Start of Supplied material

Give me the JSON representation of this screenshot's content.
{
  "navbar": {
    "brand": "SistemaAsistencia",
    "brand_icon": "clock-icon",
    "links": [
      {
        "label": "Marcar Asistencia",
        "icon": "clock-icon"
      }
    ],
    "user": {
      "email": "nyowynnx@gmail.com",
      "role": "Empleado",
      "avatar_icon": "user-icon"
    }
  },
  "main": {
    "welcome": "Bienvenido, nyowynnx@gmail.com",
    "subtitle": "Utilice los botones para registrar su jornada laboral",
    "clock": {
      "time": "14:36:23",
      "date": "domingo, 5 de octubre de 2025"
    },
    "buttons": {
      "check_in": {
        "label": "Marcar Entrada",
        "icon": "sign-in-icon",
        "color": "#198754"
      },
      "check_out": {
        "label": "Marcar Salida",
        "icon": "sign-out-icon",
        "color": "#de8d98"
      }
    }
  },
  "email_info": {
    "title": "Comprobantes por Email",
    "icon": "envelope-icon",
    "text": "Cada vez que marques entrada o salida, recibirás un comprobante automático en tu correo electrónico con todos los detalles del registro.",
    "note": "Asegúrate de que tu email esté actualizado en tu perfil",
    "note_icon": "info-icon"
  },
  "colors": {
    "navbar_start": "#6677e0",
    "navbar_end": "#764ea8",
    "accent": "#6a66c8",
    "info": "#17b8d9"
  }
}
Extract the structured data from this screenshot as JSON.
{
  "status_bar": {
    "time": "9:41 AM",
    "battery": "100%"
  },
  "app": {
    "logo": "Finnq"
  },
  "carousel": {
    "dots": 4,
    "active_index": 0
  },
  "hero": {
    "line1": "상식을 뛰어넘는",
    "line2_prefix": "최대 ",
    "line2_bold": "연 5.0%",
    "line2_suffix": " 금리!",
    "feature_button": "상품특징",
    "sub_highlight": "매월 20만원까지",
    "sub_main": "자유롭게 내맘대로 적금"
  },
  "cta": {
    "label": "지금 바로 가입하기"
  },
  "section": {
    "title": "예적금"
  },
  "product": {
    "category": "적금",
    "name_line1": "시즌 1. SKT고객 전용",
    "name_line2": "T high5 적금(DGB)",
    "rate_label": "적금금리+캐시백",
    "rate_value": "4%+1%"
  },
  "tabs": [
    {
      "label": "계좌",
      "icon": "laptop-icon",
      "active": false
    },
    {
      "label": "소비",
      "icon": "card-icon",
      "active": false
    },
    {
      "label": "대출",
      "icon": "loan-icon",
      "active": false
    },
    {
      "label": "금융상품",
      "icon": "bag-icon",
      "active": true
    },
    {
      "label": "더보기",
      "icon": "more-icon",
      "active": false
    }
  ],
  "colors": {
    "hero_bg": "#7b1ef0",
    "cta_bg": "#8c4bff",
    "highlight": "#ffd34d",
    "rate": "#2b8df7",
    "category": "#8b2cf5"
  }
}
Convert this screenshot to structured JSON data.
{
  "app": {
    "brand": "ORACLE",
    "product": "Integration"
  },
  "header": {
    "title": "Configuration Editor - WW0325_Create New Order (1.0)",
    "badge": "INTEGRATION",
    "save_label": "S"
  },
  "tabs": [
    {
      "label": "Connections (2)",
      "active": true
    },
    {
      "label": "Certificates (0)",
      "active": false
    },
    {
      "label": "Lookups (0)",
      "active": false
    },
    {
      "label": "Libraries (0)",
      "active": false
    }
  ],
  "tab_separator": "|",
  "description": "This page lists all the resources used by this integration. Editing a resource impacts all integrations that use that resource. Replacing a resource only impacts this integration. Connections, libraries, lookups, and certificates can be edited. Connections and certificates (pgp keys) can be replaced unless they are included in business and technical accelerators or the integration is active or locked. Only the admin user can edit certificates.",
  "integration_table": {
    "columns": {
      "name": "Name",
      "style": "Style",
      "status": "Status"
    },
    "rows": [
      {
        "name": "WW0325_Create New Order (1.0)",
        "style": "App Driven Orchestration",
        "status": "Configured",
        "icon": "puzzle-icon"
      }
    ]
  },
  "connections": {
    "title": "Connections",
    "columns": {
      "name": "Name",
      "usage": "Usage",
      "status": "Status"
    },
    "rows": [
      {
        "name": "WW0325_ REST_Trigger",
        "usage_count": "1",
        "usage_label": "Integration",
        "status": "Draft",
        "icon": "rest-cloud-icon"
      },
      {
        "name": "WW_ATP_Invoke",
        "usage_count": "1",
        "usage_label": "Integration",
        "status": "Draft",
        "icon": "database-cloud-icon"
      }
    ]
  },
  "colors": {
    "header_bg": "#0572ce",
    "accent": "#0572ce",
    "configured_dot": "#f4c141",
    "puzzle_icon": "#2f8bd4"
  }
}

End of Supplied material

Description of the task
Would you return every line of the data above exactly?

Answer below
Give me the JSON representation of this screenshot's content.
{
  "navbar": {
    "brand": "SistemaAsistencia",
    "brand_icon": "clock-icon",
    "links": [
      {
        "label": "Marcar Asistencia",
        "icon": "clock-icon"
      }
    ],
    "user": {
      "email": "nyowynnx@gmail.com",
      "role": "Empleado",
      "avatar_icon": "user-icon"
    }
  },
  "main": {
    "welcome": "Bienvenido, nyowynnx@gmail.com",
    "subtitle": "Utilice los botones para registrar su jornada laboral",
    "clock": {
      "time": "14:36:23",
      "date": "domingo, 5 de octubre de 2025"
    },
    "buttons": {
      "check_in": {
        "label": "Marcar Entrada",
        "icon": "sign-in-icon",
        "color": "#198754"
      },
      "check_out": {
        "label": "Marcar Salida",
        "icon": "sign-out-icon",
        "color": "#de8d98"
      }
    }
  },
  "email_info": {
    "title": "Comprobantes por Email",
    "icon": "envelope-icon",
    "text": "Cada vez que marques entrada o salida, recibirás un comprobante automático en tu correo electrónico con todos los detalles del registro.",
    "note": "Asegúrate de que tu email esté actualizado en tu perfil",
    "note_icon": "info-icon"
  },
  "colors": {
    "navbar_start": "#6677e0",
    "navbar_end": "#764ea8",
    "accent": "#6a66c8",
    "info": "#17b8d9"
  }
}
Extract the structured data from this screenshot as JSON.
{
  "status_bar": {
    "time": "9:41 AM",
    "battery": "100%"
  },
  "app": {
    "logo": "Finnq"
  },
  "carousel": {
    "dots": 4,
    "active_index": 0
  },
  "hero": {
    "line1": "상식을 뛰어넘는",
    "line2_prefix": "최대 ",
    "line2_bold": "연 5.0%",
    "line2_suffix": " 금리!",
    "feature_button": "상품특징",
    "sub_highlight": "매월 20만원까지",
    "sub_main": "자유롭게 내맘대로 적금"
  },
  "cta": {
    "label": "지금 바로 가입하기"
  },
  "section": {
    "title": "예적금"
  },
  "product": {
    "category": "적금",
    "name_line1": "시즌 1. SKT고객 전용",
    "name_line2": "T high5 적금(DGB)",
    "rate_label": "적금금리+캐시백",
    "rate_value": "4%+1%"
  },
  "tabs": [
    {
      "label": "계좌",
      "icon": "laptop-icon",
      "active": false
    },
    {
      "label": "소비",
      "icon": "card-icon",
      "active": false
    },
    {
      "label": "대출",
      "icon": "loan-icon",
      "active": false
    },
    {
      "label": "금융상품",
      "icon": "bag-icon",
      "active": true
    },
    {
      "label": "더보기",
      "icon": "more-icon",
      "active": false
    }
  ],
  "colors": {
    "hero_bg": "#7b1ef0",
    "cta_bg": "#8c4bff",
    "highlight": "#ffd34d",
    "rate": "#2b8df7",
    "category": "#8b2cf5"
  }
}
Convert this screenshot to structured JSON data.
{
  "app": {
    "brand": "ORACLE",
    "product": "Integration"
  },
  "header": {
    "title": "Configuration Editor - WW0325_Create New Order (1.0)",
    "badge": "INTEGRATION",
    "save_label": "S"
  },
  "tabs": [
    {
      "label": "Connections (2)",
      "active": true
    },
    {
      "label": "Certificates (0)",
      "active": false
    },
    {
      "label": "Lookups (0)",
      "active": false
    },
    {
      "label": "Libraries (0)",
      "active": false
    }
  ],
  "tab_separator": "|",
  "description": "This page lists all the resources used by this integration. Editing a resource impacts all integrations that use that resource. Replacing a resource only impacts this integration. Connections, libraries, lookups, and certificates can be edited. Connections and certificates (pgp keys) can be replaced unless they are included in business and technical accelerators or the integration is active or locked. Only the admin user can edit certificates.",
  "integration_table": {
    "columns": {
      "name": "Name",
      "style": "Style",
      "status": "Status"
    },
    "rows": [
      {
        "name": "WW0325_Create New Order (1.0)",
        "style": "App Driven Orchestration",
        "status": "Configured",
        "icon": "puzzle-icon"
      }
    ]
  },
  "connections": {
    "title": "Connections",
    "columns": {
      "name": "Name",
      "usage": "Usage",
      "status": "Status"
    },
    "rows": [
      {
        "name": "WW0325_ REST_Trigger",
        "usage_count": "1",
        "usage_label": "Integration",
        "status": "Draft",
        "icon": "rest-cloud-icon"
      },
      {
        "name": "WW_ATP_Invoke",
        "usage_count": "1",
        "usage_label": "Integration",
        "status": "Draft",
        "icon": "database-cloud-icon"
      }
    ]
  },
  "colors": {
    "header_bg": "#0572ce",
    "accent": "#0572ce",
    "configured_dot": "#f4c141",
    "puzzle_icon": "#2f8bd4"
  }
}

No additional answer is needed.